Interface dataset entries:
########
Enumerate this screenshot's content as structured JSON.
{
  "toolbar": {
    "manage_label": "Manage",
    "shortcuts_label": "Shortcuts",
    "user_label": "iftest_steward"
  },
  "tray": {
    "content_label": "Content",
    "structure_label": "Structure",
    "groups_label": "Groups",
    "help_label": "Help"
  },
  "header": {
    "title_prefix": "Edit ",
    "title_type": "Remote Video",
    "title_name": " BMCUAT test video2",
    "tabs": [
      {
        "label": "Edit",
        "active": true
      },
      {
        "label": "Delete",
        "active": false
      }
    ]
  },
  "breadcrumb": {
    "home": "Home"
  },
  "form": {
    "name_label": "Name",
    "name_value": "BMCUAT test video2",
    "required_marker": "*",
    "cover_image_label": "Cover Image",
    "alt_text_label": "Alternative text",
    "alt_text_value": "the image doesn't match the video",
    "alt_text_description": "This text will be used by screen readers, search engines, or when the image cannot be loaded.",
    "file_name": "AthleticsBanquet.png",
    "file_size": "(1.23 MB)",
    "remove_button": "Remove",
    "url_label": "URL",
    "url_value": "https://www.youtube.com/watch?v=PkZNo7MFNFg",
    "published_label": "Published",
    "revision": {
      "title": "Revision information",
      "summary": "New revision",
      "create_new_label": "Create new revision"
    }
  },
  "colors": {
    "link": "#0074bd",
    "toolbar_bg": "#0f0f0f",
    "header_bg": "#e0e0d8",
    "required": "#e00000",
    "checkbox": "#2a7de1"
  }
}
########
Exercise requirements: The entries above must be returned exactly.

Answer space:
Enumerate this screenshot's content as structured JSON.
{
  "toolbar": {
    "manage_label": "Manage",
    "shortcuts_label": "Shortcuts",
    "user_label": "iftest_steward"
  },
  "tray": {
    "content_label": "Content",
    "structure_label": "Structure",
    "groups_label": "Groups",
    "help_label": "Help"
  },
  "header": {
    "title_prefix": "Edit ",
    "title_type": "Remote Video",
    "title_name": " BMCUAT test video2",
    "tabs": [
      {
        "label": "Edit",
        "active": true
      },
      {
        "label": "Delete",
        "active": false
      }
    ]
  },
  "breadcrumb": {
    "home": "Home"
  },
  "form": {
    "name_label": "Name",
    "name_value": "BMCUAT test video2",
    "required_marker": "*",
    "cover_image_label": "Cover Image",
    "alt_text_label": "Alternative text",
    "alt_text_value": "the image doesn't match the video",
    "alt_text_description": "This text will be used by screen readers, search engines, or when the image cannot be loaded.",
    "file_name": "AthleticsBanquet.png",
    "file_size": "(1.23 MB)",
    "remove_button": "Remove",
    "url_label": "URL",
    "url_value": "https://www.youtube.com/watch?v=PkZNo7MFNFg",
    "published_label": "Published",
    "revision": {
      "title": "Revision information",
      "summary": "New revision",
      "create_new_label": "Create new revision"
    }
  },
  "colors": {
    "link": "#0074bd",
    "toolbar_bg": "#0f0f0f",
    "header_bg": "#e0e0d8",
    "required": "#e00000",
    "checkbox": "#2a7de1"
  }
}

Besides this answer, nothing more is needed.